She hides in a closet, where the dybbuk kills her. Fortunately, Sofi left a letter to Casey telling her it is up to her to stop the evil spirit.
One night, while Rabbi Sendak is translating the power goes out and he sees a dog with its head twisted upside down in the synagogue.
Romy talks with Casey, as she leaves to answer the door, Casey sees the image of the evil ghost kid at Romy’s place. She goest there to help but it’s too late. Matty is possessed by the dybbuk and stabs Romy and kills her.
Casey and her boyfriend Mark see the spirit when they arrive at Romy’s house after she’s attacked, so the Rabbi agrees to help her and asks for the help of an Episcopal priest named Arthur Wyndham, and some other random volunteers help and they begin the exorcism.
At the beginning, the exorcism fails, several of the volunteers are attacked or killed. Then the spirit possesses the priest and chases Casey and Mark. Mark knocks Wyndham unconscious and is in turn possessed by the dybbuk. Casey stabs Mark with the amulet Sofi gave her. It is called the Hamsa Amulet. Hamsa is the symbol used to protect against the Evil Eye. It’s a hand with an eye in the center.
Fortunately Dracula, erm… Rabbi Sendak arrives and helps Casey finish the exorcism, but they can’t save Mark in the process and he dies.
After mourning her boyfriend, Casey finds that she’s pregnant with twins! DUN DUN DUUUUN!!!!
The soundtrack was composed by Ramin Djawadi. He did the music for “Iron Man”, and more recently composed the score for “Pacific Rim” and “Dracula Untold.”
Does the music fit the film?

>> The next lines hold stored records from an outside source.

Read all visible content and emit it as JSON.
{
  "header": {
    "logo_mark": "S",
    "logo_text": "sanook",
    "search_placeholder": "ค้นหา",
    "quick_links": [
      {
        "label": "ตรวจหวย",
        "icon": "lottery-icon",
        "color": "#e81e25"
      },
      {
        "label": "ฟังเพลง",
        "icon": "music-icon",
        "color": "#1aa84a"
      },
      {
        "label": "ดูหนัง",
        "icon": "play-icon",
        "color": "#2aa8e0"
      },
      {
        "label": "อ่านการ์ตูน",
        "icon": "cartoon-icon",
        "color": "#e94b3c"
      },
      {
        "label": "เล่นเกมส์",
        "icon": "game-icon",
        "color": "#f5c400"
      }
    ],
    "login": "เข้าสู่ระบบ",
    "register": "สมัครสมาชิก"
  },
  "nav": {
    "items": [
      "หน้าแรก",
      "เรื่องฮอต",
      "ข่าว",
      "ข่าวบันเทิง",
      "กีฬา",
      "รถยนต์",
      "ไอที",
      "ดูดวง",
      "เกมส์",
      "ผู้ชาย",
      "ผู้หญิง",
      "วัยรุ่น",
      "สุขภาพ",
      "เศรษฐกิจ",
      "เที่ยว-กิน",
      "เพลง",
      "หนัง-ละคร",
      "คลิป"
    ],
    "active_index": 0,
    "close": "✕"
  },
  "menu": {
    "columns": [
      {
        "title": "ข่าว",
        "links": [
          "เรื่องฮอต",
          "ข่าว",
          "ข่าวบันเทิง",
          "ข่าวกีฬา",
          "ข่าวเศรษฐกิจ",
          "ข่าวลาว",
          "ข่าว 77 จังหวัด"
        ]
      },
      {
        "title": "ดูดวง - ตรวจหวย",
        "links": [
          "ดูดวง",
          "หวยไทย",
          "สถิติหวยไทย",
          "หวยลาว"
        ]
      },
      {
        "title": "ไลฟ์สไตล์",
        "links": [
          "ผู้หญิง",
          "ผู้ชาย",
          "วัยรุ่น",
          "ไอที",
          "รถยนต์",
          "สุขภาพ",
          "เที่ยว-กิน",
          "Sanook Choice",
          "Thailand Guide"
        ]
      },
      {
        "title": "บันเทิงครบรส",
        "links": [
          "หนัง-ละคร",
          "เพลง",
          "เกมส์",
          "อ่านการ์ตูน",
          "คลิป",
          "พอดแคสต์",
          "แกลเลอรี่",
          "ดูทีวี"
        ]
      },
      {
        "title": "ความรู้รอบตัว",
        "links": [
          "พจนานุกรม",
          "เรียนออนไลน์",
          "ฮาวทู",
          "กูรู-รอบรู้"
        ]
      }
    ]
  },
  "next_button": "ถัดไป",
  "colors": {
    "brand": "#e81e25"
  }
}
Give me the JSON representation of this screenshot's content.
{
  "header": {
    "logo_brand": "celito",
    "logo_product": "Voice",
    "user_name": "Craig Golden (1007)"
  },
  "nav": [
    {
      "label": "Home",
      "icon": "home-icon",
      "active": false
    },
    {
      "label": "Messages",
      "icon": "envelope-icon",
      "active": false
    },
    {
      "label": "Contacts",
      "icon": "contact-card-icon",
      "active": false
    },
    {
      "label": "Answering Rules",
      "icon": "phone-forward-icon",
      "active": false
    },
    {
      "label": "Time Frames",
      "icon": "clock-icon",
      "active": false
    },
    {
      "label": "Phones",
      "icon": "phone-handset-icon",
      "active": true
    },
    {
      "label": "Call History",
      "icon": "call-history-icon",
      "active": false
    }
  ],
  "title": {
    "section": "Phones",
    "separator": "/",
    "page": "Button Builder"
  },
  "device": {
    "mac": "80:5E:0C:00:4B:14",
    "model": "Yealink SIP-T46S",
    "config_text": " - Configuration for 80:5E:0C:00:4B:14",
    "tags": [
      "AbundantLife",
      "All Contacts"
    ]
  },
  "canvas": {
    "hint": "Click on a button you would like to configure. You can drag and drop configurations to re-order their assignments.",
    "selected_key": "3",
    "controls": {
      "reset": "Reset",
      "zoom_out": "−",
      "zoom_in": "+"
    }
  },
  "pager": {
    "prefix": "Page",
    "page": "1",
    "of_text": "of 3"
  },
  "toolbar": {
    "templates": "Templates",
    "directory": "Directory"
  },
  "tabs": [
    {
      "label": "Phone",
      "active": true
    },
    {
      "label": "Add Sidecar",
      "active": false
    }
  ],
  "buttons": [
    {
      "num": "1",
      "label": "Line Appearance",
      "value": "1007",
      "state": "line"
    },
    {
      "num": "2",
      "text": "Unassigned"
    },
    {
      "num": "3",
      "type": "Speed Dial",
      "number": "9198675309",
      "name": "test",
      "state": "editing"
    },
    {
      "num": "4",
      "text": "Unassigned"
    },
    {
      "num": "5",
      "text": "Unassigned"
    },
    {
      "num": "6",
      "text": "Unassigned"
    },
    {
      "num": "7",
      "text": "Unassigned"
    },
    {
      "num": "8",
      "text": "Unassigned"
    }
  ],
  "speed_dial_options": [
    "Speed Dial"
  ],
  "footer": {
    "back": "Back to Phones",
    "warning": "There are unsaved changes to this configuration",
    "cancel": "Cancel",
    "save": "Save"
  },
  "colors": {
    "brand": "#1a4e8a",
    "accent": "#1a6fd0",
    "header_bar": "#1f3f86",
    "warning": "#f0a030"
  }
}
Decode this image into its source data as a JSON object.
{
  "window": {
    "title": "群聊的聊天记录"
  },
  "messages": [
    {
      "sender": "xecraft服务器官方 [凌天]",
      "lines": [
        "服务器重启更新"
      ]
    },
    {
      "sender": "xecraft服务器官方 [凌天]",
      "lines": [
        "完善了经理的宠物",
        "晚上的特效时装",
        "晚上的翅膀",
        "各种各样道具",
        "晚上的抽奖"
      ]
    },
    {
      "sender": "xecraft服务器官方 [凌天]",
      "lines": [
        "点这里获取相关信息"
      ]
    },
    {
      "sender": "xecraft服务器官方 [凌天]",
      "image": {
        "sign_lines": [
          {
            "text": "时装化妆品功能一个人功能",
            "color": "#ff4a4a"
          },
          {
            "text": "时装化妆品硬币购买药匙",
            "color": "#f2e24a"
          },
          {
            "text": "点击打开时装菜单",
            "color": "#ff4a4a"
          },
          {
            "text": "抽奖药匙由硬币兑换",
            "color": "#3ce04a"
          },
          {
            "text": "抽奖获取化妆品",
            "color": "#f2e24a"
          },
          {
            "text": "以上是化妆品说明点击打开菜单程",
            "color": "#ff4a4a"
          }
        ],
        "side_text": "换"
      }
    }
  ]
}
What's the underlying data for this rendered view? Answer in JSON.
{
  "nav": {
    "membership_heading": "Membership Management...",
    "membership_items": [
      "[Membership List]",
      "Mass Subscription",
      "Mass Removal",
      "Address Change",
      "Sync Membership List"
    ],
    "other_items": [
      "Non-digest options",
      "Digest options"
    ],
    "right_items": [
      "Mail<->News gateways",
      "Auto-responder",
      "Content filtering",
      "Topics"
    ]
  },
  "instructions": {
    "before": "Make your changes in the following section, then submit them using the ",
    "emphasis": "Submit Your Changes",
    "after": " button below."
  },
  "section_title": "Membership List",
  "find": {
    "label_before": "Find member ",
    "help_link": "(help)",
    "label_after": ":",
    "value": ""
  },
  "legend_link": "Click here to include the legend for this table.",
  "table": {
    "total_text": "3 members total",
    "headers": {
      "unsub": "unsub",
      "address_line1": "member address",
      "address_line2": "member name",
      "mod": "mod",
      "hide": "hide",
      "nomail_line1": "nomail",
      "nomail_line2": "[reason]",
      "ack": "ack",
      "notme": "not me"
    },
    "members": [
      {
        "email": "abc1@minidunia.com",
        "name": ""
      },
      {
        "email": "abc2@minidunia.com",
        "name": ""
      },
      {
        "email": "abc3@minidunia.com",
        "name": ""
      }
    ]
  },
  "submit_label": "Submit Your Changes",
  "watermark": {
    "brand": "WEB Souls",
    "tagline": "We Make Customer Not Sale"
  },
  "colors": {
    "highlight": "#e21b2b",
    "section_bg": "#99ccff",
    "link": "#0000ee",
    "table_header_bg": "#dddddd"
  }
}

Well, at times it does. There are other times when it’s not used at all and sounds are used, like doors creaking among other things.